Shaun playing video games with zombie Ed.

Shaun playing video games with zombie Ed.

I don’t know how many of you will agree with me, but this is how I feel zombies are looked upon now and why they are looked upon by many as a sport (killing them that is) rather than something to be feared. I also feel this is why people enjoy video games with zombies in them (like Dead Rising), where you feel unstoppable killing poor defenseless zombies. I think this has been taken into consideration by film makers such as Zack Snyder in his remake of Dawn of the Dead where he has very physically fit zombies running around, in my mind they aren’t true zombies; they are more like Danny Boyle’s infected in 28 Days Later.

I’d also like to add that one film I’ve seen that incorporated these themes really well is the spanish film Rec. I must say that it is not really a “zombie” movie, they are more infected, but still is a great film.
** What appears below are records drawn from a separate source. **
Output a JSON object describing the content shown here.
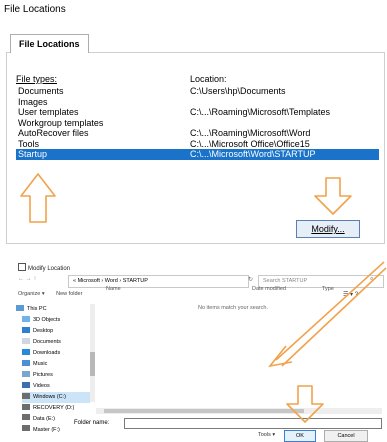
{
  "dialog": {
    "title": "File Locations",
    "tab_label": "File Locations",
    "file_types_header": "File types:",
    "location_header": "Location:",
    "rows": [
      {
        "type": "Documents",
        "location": "C:\\Users\\hp\\Documents"
      },
      {
        "type": "Images",
        "location": ""
      },
      {
        "type": "User templates",
        "location": "C:\\...\\Roaming\\Microsoft\\Templates"
      },
      {
        "type": "Workgroup templates",
        "location": ""
      },
      {
        "type": "AutoRecover files",
        "location": "C:\\...\\Roaming\\Microsoft\\Word"
      },
      {
        "type": "Tools",
        "location": "C:\\...\\Microsoft Office\\Office15"
      },
      {
        "type": "Startup",
        "location": "C:\\...\\Microsoft\\Word\\STARTUP"
      }
    ],
    "selected_row": "Startup",
    "modify_label": "Modify...",
    "selection_color": "#1a73c9"
  },
  "modify_dialog": {
    "title": "Modify Location",
    "address": "« Microsoft › Word › STARTUP",
    "search_placeholder": "Search STARTUP",
    "toolbar_organize": "Organize ▾",
    "toolbar_new_folder": "New folder",
    "columns": [
      "Name",
      "Date modified",
      "Type"
    ],
    "empty_message": "No items match your search.",
    "nav_items": [
      {
        "label": "This PC",
        "icon": "computer-icon"
      },
      {
        "label": "3D Objects",
        "icon": "cube-icon"
      },
      {
        "label": "Desktop",
        "icon": "desktop-icon"
      },
      {
        "label": "Documents",
        "icon": "document-icon"
      },
      {
        "label": "Downloads",
        "icon": "download-icon"
      },
      {
        "label": "Music",
        "icon": "music-icon"
      },
      {
        "label": "Pictures",
        "icon": "picture-icon"
      },
      {
        "label": "Videos",
        "icon": "video-icon"
      },
      {
        "label": "Windows (C:)",
        "icon": "drive-icon"
      },
      {
        "label": "RECOVERY (D:)",
        "icon": "drive-icon"
      },
      {
        "label": "Data (E:)",
        "icon": "drive-icon"
      },
      {
        "label": "Master (F:)",
        "icon": "drive-icon"
      }
    ],
    "selected_nav": "Windows (C:)",
    "folder_name_label": "Folder name:",
    "folder_name_value": "",
    "tools_label": "Tools ▾",
    "ok_label": "OK",
    "cancel_label": "Cancel"
  },
  "annotations": {
    "arrow_color": "#f2a24a",
    "icons": [
      "up-arrow-annotation-icon",
      "down-arrow-annotation-icon",
      "pointer-line-annotation-icon"
    ]
  }
}
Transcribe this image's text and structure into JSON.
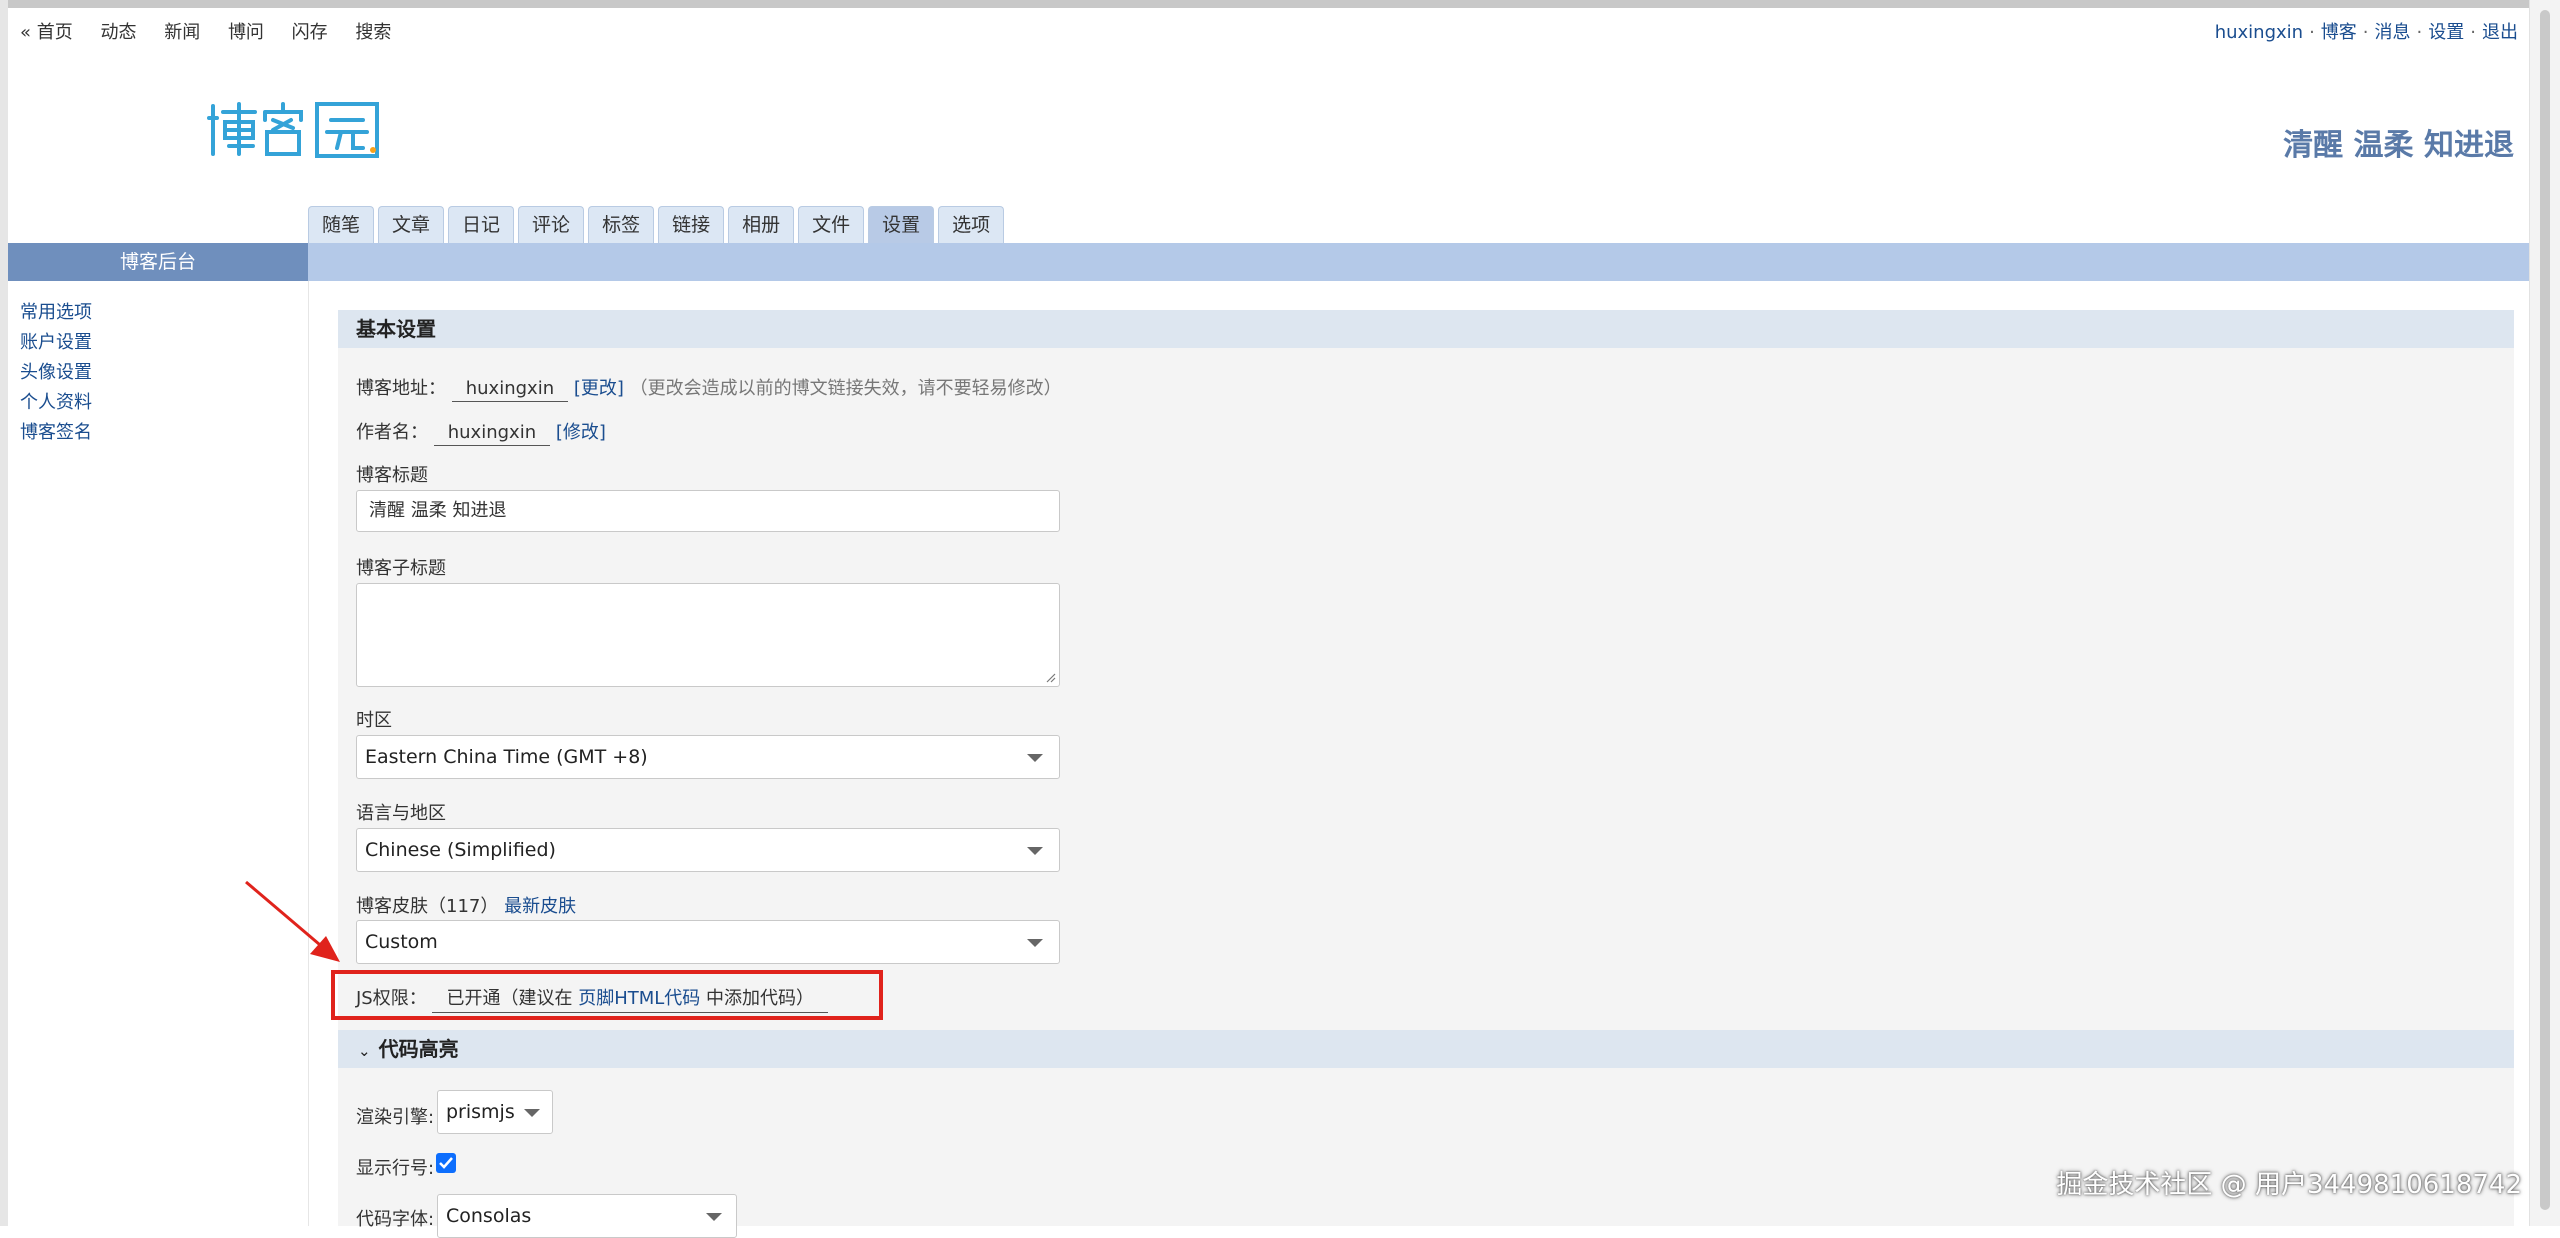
{
  "topnav": {
    "home": "« 首页",
    "news_feed": "动态",
    "news": "新闻",
    "qa": "博问",
    "flash": "闪存",
    "search": "搜索"
  },
  "usernav": {
    "username": "huxingxin",
    "blog": "博客",
    "messages": "消息",
    "settings": "设置",
    "logout": "退出",
    "separator": "·"
  },
  "header": {
    "blog_title": "清醒 温柔 知进退"
  },
  "tabs": [
    "随笔",
    "文章",
    "日记",
    "评论",
    "标签",
    "链接",
    "相册",
    "文件",
    "设置",
    "选项"
  ],
  "active_tab": "设置",
  "sidebar": {
    "title": "博客后台",
    "items": [
      "常用选项",
      "账户设置",
      "头像设置",
      "个人资料",
      "博客签名"
    ]
  },
  "basic": {
    "heading": "基本设置",
    "blog_address_label": "博客地址：",
    "blog_address_value": "huxingxin",
    "change_link": "[更改]",
    "change_note": "（更改会造成以前的博文链接失效，请不要轻易修改）",
    "author_label": "作者名：",
    "author_value": "huxingxin",
    "modify_link": "[修改]",
    "title_label": "博客标题",
    "title_value": "清醒 温柔 知进退",
    "subtitle_label": "博客子标题",
    "subtitle_value": "",
    "timezone_label": "时区",
    "timezone_value": "Eastern China Time (GMT +8)",
    "language_label": "语言与地区",
    "language_value": "Chinese (Simplified)",
    "skin_label": "博客皮肤（117）",
    "new_skins_link": "最新皮肤",
    "skin_value": "Custom",
    "js_label": "JS权限：",
    "js_status_pre": "已开通（建议在 ",
    "js_status_link": "页脚HTML代码",
    "js_status_post": " 中添加代码）"
  },
  "code": {
    "heading": "代码高亮",
    "engine_label": "渲染引擎:",
    "engine_value": "prismjs",
    "line_numbers_label": "显示行号:",
    "font_label": "代码字体:",
    "font_value": "Consolas"
  },
  "watermark": "掘金技术社区 @ 用户3449810618742",
  "colors": {
    "accent_blue": "#b4c9e8",
    "sidebar_head": "#6f8fbd",
    "link": "#1a4d8f",
    "annotation_red": "#e0231c"
  }
}
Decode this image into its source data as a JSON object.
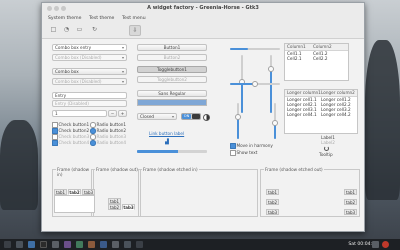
{
  "window": {
    "title": "A widget factory - Greenia-Horse - Gtk3"
  },
  "menubar": {
    "items": [
      "System theme",
      "Test theme",
      "Test menu"
    ]
  },
  "left": {
    "combo1": "Combo box entry",
    "combo2": "Combo box (Disabled)",
    "combo3": "Combo box",
    "combo4": "Combo box (Disabled)",
    "entry1": "Entry",
    "entry2": "Entry (Disabled)",
    "spin_value": "1",
    "checks": [
      {
        "label": "Check button1",
        "checked": false
      },
      {
        "label": "Check button2",
        "checked": true
      },
      {
        "label": "Check button3",
        "checked": false
      },
      {
        "label": "Check button4",
        "checked": true
      }
    ],
    "radios": [
      {
        "label": "Radio button1",
        "checked": false
      },
      {
        "label": "Radio button2",
        "checked": true
      },
      {
        "label": "Radio button3",
        "checked": false
      },
      {
        "label": "Radio button4",
        "checked": true
      }
    ]
  },
  "center": {
    "button1": "Button1",
    "button2": "Button2",
    "toggle1": "Togglebutton1",
    "toggle2": "Togglebutton2",
    "font_label": "Sans Regular",
    "closed_label": "Closed",
    "switch_state": "ON",
    "link_label": "Link button label",
    "progress": 0.58
  },
  "sliders": {
    "checkbox_label": "Move in harmony",
    "show_text_label": "Show text"
  },
  "lists": {
    "list1": {
      "headers": [
        "Column1",
        "Column2"
      ],
      "rows": [
        [
          "Cell1.1",
          "Cell1.2"
        ],
        [
          "Cell2.1",
          "Cell2.2"
        ]
      ]
    },
    "list2": {
      "headers": [
        "Longer column1",
        "Longer column2"
      ],
      "rows": [
        [
          "Longer cell1.1",
          "Longer cell1.2"
        ],
        [
          "Longer cell2.1",
          "Longer cell2.2"
        ],
        [
          "Longer cell3.1",
          "Longer cell3.2"
        ],
        [
          "Longer cell4.1",
          "Longer cell4.2"
        ]
      ]
    },
    "label1": "Label1",
    "label2": "Label2",
    "spinner_label": "Tooltip"
  },
  "frames": {
    "f1": "Frame (shadow in)",
    "f2": "Frame (shadow out)",
    "f3": "Frame (shadow etched in)",
    "f4": "Frame (shadow etched out)"
  },
  "tabs": {
    "set1": [
      "tab1",
      "tab2",
      "tab3"
    ],
    "set2": [
      "tab1",
      "tab2",
      "tab3"
    ],
    "set3": [
      "tab1",
      "tab2",
      "tab3"
    ],
    "set4": [
      "tab1",
      "tab2",
      "tab3"
    ]
  },
  "taskbar": {
    "clock": "Sat 00:04:32"
  },
  "colors": {
    "accent": "#4a90d9"
  }
}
It revolves around a woman who is doing a report on a fire station for a television show and while doing so follows them on a routine check up. This quickly changes once they find out they are being kept there under police control. This is the original to the American version Quarantine, which I felt was totally horrible. For those who have seen the American version I am sorry because it has almost the exact story line, just with worse actors and camera angles. The film moves a bit slow but eventually delivers.